Trieste is one of Italy’s most diverse and interesting seaport cities for its location; it is immediate to the borders of both Slovenia and Croatia to the east and the Adriatic Sea to the west. The geographical location and close neighbors have produced interesting Slavic, Germanic, and Latin influences on Trieste over time. Trieste Italy sits on a long, narrow landmass at the Gulf of Trieste and has a population of less then a quarter million people.
Trieste history dates back to 178 B.C. prior to it becoming a Roman colony. It was one of the oldest cities belonging to the Habsburg Monarchy, between the late 14th and 20th centuries and was a paramount seaport and one of the largest of the Austro-Hungarian Empire’s cities following Prague, Budapest, and Vienna. The port city’s position at the Adriatic’s northernmost point made it as a natural choice in trade routes between eastern and central Europe. Following the Austro-Hungarian Empire’s collapse and WWI, came Trieste’s union with Italy and subsequent boom in the 1930s.
Between the union and economic flourish, Trieste experienced many changes during the Fascist Regime; local infrastructure was greatly strengthened with myriad new city buildings and now-historical attractions including Faro della Vittoria (Victory Lighthouse). At this point, despite the suppressive regime, a rich history of intellectual and artistic movements began in this period as well. Today the economy in Trieste thrives and has become one of the wealthiest areas in the country, exhibiting great strength in shipbuilding, shipping, and the finance sector.

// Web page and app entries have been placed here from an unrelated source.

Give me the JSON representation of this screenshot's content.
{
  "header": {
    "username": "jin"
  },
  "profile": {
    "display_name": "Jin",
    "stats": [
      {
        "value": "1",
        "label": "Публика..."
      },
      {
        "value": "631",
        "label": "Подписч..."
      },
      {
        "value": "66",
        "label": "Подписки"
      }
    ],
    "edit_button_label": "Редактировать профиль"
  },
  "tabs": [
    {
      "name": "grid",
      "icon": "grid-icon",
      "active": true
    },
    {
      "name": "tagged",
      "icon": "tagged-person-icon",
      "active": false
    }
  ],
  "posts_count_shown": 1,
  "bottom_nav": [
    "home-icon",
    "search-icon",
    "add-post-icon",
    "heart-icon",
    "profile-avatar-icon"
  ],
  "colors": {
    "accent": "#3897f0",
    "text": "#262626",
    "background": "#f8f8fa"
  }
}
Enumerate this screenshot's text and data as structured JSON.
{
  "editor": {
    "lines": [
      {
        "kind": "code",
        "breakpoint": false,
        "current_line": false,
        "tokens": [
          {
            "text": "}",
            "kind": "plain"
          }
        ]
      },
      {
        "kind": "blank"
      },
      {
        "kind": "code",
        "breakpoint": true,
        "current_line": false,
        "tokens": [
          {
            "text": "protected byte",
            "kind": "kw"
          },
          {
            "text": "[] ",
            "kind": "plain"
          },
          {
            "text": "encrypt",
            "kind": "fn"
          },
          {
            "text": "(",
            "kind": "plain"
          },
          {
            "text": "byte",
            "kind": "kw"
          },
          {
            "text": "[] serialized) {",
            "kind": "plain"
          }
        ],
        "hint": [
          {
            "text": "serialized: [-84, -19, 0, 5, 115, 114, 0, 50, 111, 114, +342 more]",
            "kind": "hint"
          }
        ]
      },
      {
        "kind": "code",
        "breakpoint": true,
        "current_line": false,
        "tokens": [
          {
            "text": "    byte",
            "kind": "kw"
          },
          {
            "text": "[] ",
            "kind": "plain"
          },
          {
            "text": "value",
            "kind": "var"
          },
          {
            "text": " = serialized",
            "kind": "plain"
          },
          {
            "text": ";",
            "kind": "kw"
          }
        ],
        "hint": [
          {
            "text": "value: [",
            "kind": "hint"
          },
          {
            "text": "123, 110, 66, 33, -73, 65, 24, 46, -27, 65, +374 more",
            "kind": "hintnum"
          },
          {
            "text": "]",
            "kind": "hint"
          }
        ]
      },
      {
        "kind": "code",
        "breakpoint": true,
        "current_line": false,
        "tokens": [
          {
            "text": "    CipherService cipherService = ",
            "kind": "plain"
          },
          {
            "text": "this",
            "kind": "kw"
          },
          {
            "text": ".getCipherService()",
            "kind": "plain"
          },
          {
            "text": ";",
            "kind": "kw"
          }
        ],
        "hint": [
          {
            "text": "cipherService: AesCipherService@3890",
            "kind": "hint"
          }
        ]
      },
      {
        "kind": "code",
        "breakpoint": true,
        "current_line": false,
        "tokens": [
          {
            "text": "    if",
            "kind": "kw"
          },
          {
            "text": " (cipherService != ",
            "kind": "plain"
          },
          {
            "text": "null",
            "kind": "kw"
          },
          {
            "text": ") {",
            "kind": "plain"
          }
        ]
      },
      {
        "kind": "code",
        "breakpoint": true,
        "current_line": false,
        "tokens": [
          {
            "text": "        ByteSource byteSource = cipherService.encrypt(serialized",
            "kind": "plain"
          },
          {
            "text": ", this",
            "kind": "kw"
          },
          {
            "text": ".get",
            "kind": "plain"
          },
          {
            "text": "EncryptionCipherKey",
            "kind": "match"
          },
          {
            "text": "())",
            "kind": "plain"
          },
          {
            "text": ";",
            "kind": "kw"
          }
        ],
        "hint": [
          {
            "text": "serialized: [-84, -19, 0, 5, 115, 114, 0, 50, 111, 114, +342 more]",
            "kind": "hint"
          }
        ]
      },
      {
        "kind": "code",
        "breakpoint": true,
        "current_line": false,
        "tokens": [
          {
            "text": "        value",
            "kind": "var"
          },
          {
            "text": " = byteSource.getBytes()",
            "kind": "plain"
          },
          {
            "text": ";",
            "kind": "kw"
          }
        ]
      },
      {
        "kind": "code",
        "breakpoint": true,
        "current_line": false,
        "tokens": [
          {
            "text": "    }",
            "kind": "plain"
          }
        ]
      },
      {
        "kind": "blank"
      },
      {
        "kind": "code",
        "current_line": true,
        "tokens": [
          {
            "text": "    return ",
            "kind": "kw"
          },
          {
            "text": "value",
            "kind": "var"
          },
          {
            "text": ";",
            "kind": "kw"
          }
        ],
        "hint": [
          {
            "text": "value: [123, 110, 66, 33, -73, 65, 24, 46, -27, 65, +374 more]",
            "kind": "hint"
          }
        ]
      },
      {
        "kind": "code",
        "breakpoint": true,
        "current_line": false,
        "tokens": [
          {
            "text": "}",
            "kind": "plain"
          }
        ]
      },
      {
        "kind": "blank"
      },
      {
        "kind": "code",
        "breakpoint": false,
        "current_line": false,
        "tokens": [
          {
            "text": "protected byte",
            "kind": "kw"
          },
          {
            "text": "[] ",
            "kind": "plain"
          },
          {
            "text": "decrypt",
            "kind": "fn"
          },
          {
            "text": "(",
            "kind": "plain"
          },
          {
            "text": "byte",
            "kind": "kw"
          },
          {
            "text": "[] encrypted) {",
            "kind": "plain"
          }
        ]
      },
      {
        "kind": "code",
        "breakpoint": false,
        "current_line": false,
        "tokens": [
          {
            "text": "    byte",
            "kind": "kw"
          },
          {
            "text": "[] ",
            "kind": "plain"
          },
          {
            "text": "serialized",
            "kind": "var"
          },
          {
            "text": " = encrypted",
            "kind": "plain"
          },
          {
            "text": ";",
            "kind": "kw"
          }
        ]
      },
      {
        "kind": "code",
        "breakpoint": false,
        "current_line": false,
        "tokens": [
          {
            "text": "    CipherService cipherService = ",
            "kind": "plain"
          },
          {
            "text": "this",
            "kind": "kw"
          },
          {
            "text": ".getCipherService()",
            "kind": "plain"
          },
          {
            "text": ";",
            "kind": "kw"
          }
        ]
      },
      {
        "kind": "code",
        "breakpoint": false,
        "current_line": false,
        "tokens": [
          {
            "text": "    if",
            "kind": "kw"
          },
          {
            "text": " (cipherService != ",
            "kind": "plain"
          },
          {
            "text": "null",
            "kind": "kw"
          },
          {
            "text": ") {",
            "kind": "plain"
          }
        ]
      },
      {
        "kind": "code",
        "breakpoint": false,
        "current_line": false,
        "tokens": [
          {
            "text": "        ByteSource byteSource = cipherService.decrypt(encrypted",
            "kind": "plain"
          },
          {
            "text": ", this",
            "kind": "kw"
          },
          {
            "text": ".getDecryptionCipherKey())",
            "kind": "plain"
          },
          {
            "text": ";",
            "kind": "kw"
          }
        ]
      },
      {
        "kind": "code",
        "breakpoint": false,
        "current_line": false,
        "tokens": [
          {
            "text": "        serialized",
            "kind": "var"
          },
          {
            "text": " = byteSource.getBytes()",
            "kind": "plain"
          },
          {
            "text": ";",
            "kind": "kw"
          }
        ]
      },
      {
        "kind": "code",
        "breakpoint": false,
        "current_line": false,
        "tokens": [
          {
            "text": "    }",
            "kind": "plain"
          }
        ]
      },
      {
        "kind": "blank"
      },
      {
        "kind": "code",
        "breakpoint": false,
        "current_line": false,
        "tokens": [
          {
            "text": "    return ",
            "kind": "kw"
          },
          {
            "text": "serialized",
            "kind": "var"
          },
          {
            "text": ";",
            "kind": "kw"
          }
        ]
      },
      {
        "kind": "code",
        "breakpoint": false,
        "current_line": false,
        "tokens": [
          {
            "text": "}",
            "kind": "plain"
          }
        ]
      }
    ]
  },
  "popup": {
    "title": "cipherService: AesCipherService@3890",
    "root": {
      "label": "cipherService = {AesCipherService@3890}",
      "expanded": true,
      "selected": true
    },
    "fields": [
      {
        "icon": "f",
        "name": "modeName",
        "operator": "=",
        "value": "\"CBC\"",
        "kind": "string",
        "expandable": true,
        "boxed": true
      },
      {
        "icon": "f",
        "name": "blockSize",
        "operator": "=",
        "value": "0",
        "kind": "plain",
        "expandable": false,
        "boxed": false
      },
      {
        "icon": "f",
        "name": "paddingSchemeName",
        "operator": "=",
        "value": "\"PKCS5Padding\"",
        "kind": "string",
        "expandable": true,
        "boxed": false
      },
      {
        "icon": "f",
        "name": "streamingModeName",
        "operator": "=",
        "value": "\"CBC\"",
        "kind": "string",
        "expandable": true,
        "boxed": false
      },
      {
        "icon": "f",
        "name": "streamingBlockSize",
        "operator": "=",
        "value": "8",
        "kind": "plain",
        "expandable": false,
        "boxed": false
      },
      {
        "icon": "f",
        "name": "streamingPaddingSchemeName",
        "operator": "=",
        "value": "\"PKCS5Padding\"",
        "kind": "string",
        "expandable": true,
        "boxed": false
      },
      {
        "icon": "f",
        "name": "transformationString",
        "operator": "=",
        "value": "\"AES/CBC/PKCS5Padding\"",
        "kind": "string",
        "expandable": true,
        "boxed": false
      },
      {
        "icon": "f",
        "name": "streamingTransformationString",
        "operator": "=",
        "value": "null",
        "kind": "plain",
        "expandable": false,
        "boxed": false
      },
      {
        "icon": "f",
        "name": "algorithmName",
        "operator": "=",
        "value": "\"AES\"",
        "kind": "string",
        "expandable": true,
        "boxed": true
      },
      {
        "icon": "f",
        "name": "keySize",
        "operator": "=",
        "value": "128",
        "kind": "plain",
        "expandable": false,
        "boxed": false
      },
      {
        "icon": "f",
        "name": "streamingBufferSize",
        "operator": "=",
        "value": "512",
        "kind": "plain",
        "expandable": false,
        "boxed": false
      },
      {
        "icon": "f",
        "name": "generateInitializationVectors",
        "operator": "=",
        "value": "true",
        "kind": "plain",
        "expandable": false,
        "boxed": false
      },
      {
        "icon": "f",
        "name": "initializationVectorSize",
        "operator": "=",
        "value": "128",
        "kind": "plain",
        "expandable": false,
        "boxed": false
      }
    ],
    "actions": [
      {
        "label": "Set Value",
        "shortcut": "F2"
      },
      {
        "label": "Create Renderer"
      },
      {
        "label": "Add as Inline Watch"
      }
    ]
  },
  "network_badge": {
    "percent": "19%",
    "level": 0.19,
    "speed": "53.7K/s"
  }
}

One of the most famous castles near Trieste Italy is Miramare Castle, situated on the Gulf of Trieste. Constructed between 1856 and 1860 for Ferdinand Maximilian, Archduke of Austria, the extensive grounds include a large seashore park (designed exclusively by Maximilian) and broad seaside cliff. The main floor office and bedroom of Miramare is a reproduction of the wardroom and cabin of the ship of which Maximilian was commander in the mid-1850s.
San Giusto Castle in Trieste was constructed during the Middle Ages by the Venetians as a fortress. The castle played an important role as an urban hub throughout the Roman age. During the 1300s it was destroyed upon orders given by Patriarch of Aquileia. In the later 1400s Friedrich II of Habsburg rebuilt San Giusto to include a historical museum. Through the centuries features were added to the castle, including connecting walls and ramparts in 1630. Today, the Trieste Municipality owns the castle, using it for exhibitions, cultural events, and other special shows.
Unity of Italy Square, or Piazza Unita d’Italia, is a defining attraction and the central urban area in Trieste. Situated at the foothills of San Giusto, it was constructed during the height of its importance to the Austro-Hungarian Empire and first named Piazza Grande. It includes palaces and municipal properties. The piazza also offers a fantastic view of the Adriatic Sea and is often credited as Europe’s largest seaside city center. The Roman ruins present a glimpse into Trieste’s ancient history. Trieste’s Roman baths are the best-known of all the ruins in the region. A large collection of artifacts has also been unearthed and put on display in Trieste’s museum.
Close to Villa Opicina, just about 2.5 miles northeast of the city, is Grotto Gigante, the most famous cavern in Trieste, with almost 1.500 caves along the Altopiano Triestino (Trieste Plateau). It is said the cave can hold any one of the greatest and largest basilicas in the world. Grotto Gigante is the largest cave of its kind in Europe that is accessible to people. It takes about 500 steps to reach the deepest depths to where the cave takes you even farther down into the depths of the earth where breathtaking stalagmites and cloak walls and rock formations, creating the illusion of a water-soaked underground cavern.
Trieste Hotels & Lodging
There are more than four dozen hotels within Trieste; small and large, luxurious and bare bones. While some hotels in Trieste Italy are located closer to the city center, many also front the Gulf of Trieste offering beautiful waterfront scenery. Whether traveling on a budget or looking to live it up a little, the choices in Trieste lodging cater to most budgets and lifestyles.